ú The Mistaken Improver
§ Suppose that A erects a building or part of a building on neighbor B’s property, mistakenly believing that the building is on A’s own land. When B discovers this mistake, the encroachment has not existed for the period of the statute of limitations; therefore A does not have an adverse possession claim. But what are B’s rights?
ú At common law, B had the right to force A to remove the encroachment.
ú Under modern law, a good faith improver of a neighbor’s lot gets some relief. A court of equity may let A’s encroachment remain if A pays damages to B, or may award the building to B if B pays its value to A, or the court may give B the option of paying A the value of the house or selling A the land at fair market value.
§ If the encroachment is intentional, the person must remove the encroachment if the neighbor so demands. A cannot seize B’s land, but instead must bargain with B for it. Equitable relief is only available to those who act in good faith and improve the adjoining lot by mistake.
5. Continuous, uninterrupted possession
ú Continuous possession requires only the degree of occupancy and use that the average owner would make of the particular type of property given the nature, location, and character of the land. An adverse use is continuous when it’s made without a break in the essential attitude of mind required for adverse use. A person can be in continuous possession even though there are considerable intervals during which the property isn’t used.
§ The purpose of this requirement is to give the owner notice that the possessor is claiming ownership, and that the entries are not just a series of trespasses.
§ Seasonal Use
ú Use of a summer home only during the summer for the statutory period is considered continuous use. Similarly, seasonal use of a hunting cabin during the hunting seasons, or the grazing of cattle on rangelands in the summer, may be sufficiently continuous possession.

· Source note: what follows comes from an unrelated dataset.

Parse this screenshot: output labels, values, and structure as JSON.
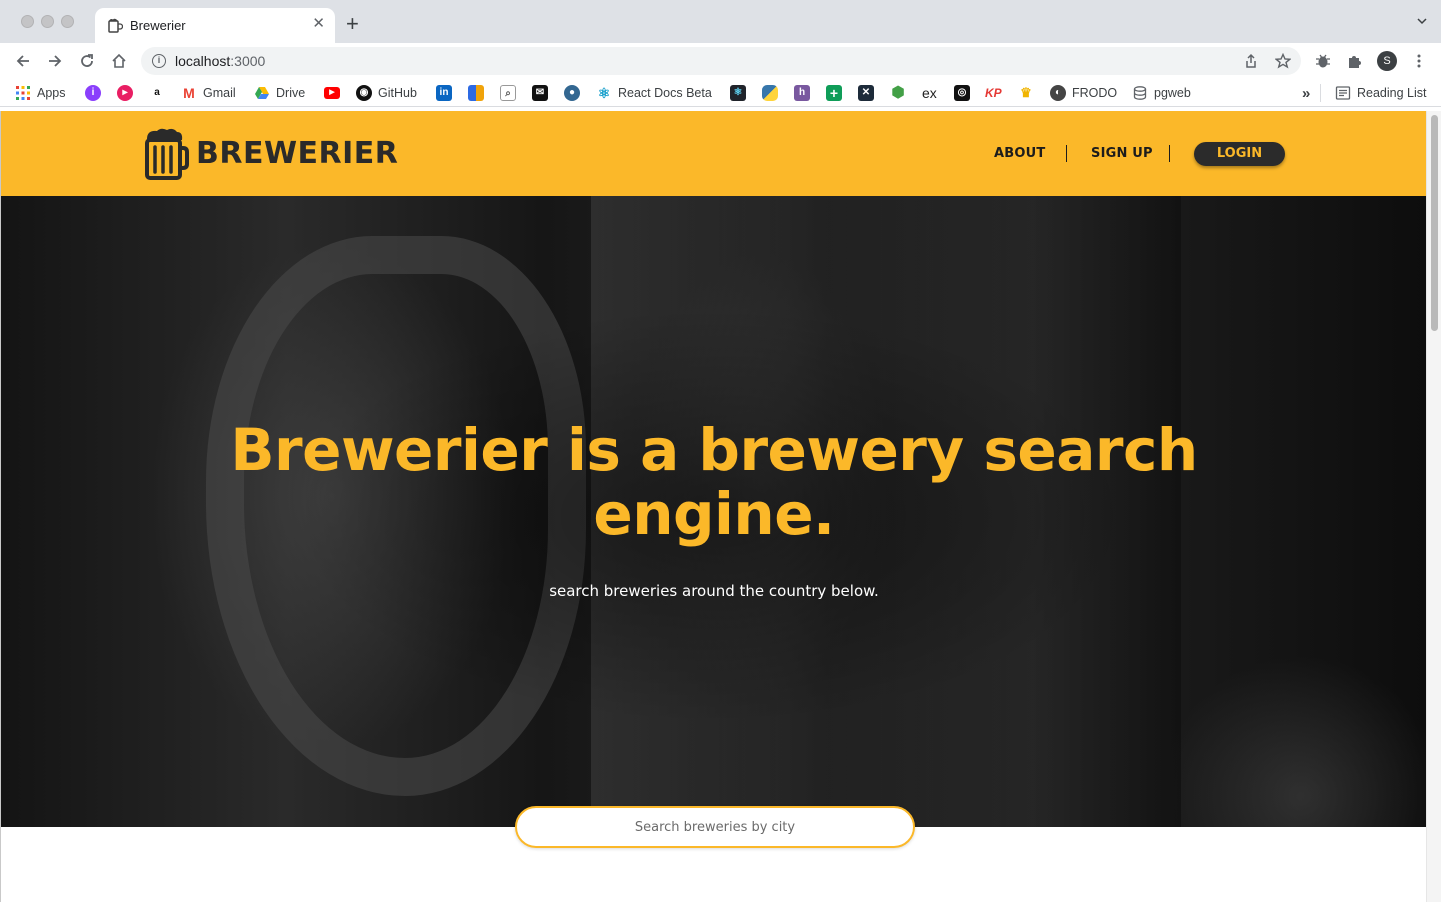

§ AbandonmentAbandonment is the intentional relinquishment of possession. If the possessor abandons the property for any period of time, without intent to return, then continuity of adverse possession is lost. The adverse possession comes to an end, and possession returns constructively to the true owner.